Mark Harris, an American author whom I have written about before, wrote dozens of novels in the 1950s, 60s, 70s and 80s. The most notable, or popular, of these books were the four baseball novels he wrote which featured a left-handed pitcher named Henry Wiggen.
These novels, "The South Paw," "Bang the Drum Slowly," "A Ticket for a Seamstitch" and "It Looked Like Forever" follow the 20 year career of Wiggen as he progresses from a rookie hurler for the New York Mammoths to the end of his career as he tries to hang on one more year. Taken as a whole, the four novels are about making your way in the world, succeeding and about slowing down gracefully.
One of the pillars of the novels is a catcher and coach--a wise man who is also a university professor--named Red Traphagen. Traphagen is seasoned when Wiggen is raw. And like me--this I infer from the novels--Traphagen was born old, born serious, born grown up.
One afternoon, Wiggen is on the mound and Traphaggen is behind the plate. Traphagen accidentally catches a pitch with his non-glove hand in the way--a common enough malady for catchers--and he splits his finger open. Traphaggen takes off his mitt, looks at his bleeding finger and declares to one and all "That is sufficient."
Those are his parting words as he hangs up his spikes for the last time.
That is sufficient.

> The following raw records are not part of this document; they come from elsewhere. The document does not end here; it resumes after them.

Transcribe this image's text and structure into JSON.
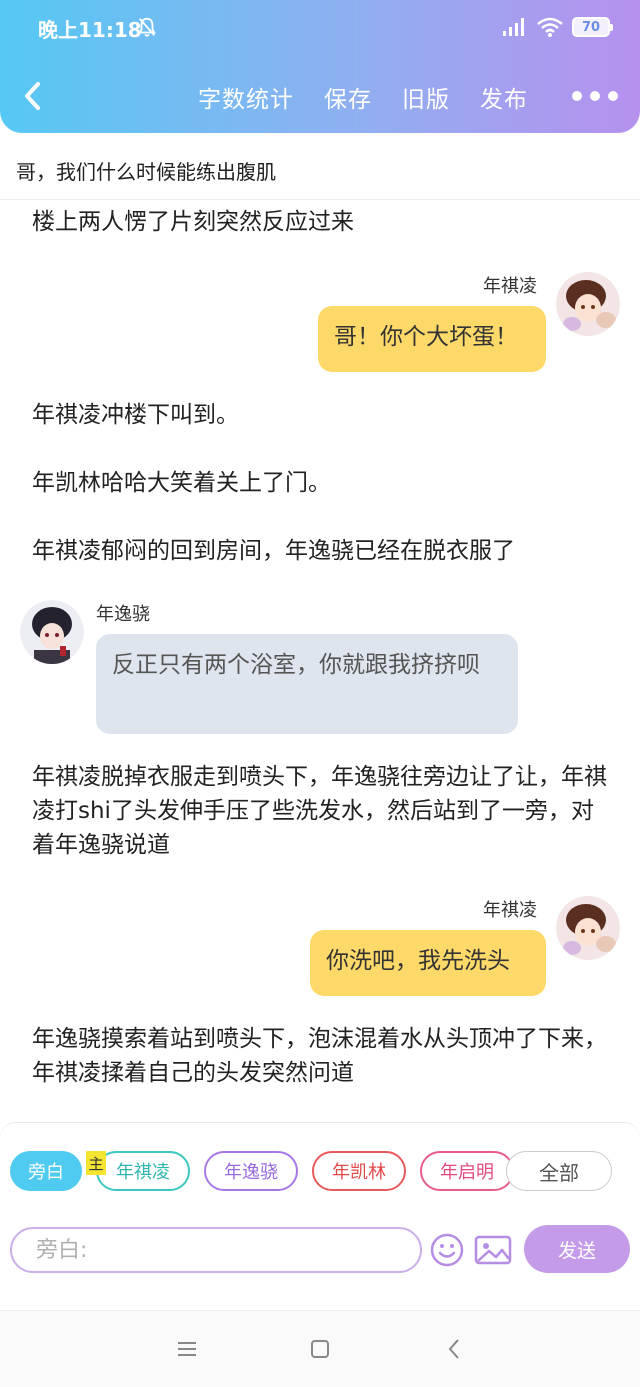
{
  "status_bar": {
    "time": "晚上11:18",
    "battery": "70"
  },
  "nav": {
    "actions": [
      "字数统计",
      "保存",
      "旧版",
      "发布"
    ]
  },
  "title": "哥，我们什么时候能练出腹肌",
  "content": [
    {
      "type": "narration",
      "text": "楼上两人愣了片刻突然反应过来"
    },
    {
      "type": "dialog",
      "side": "right",
      "speaker": "年祺凌",
      "text": "哥！你个大坏蛋！"
    },
    {
      "type": "narration",
      "text": "年祺凌冲楼下叫到。"
    },
    {
      "type": "narration",
      "text": "年凯林哈哈大笑着关上了门。"
    },
    {
      "type": "narration",
      "text": "年祺凌郁闷的回到房间，年逸骁已经在脱衣服了"
    },
    {
      "type": "dialog",
      "side": "left",
      "speaker": "年逸骁",
      "text": "反正只有两个浴室，你就跟我挤挤呗"
    },
    {
      "type": "narration",
      "text": "年祺凌脱掉衣服走到喷头下，年逸骁往旁边让了让，年祺凌打shi了头发伸手压了些洗发水，然后站到了一旁，对着年逸骁说道"
    },
    {
      "type": "dialog",
      "side": "right",
      "speaker": "年祺凌",
      "text": "你洗吧，我先洗头"
    },
    {
      "type": "narration",
      "text": "年逸骁摸索着站到喷头下，泡沫混着水从头顶冲了下来，年祺凌揉着自己的头发突然问道"
    }
  ],
  "characters": {
    "narrator": "旁白",
    "main_tag": "主",
    "items": [
      "年祺凌",
      "年逸骁",
      "年凯林",
      "年启明"
    ],
    "all_label": "全部"
  },
  "composer": {
    "placeholder": "旁白:",
    "send_label": "发送"
  },
  "colors": {
    "header_gradient": [
      "#55c8f3",
      "#b691ee"
    ],
    "bubble_right": "#fdd96a",
    "bubble_left": "#dfe5ee",
    "send_button": "#c49be8"
  }
}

In our business we spend a lot of time, a lot of years dealing with the vicissitudes of the world. We deal with clients made horrid because they are consumed with fear. We deal with agency and holding company infrastructures that seem bent on installing screen doors on submarines. We deal with co-workers who seem more interested in grinding an axe than in putting pencil to paper.
Unlike Traphagen who had his university career to fall back on, we do not get to say "that is sufficient."
We have to put our tools of ignorance back on, crouch once again, and receive the pitch.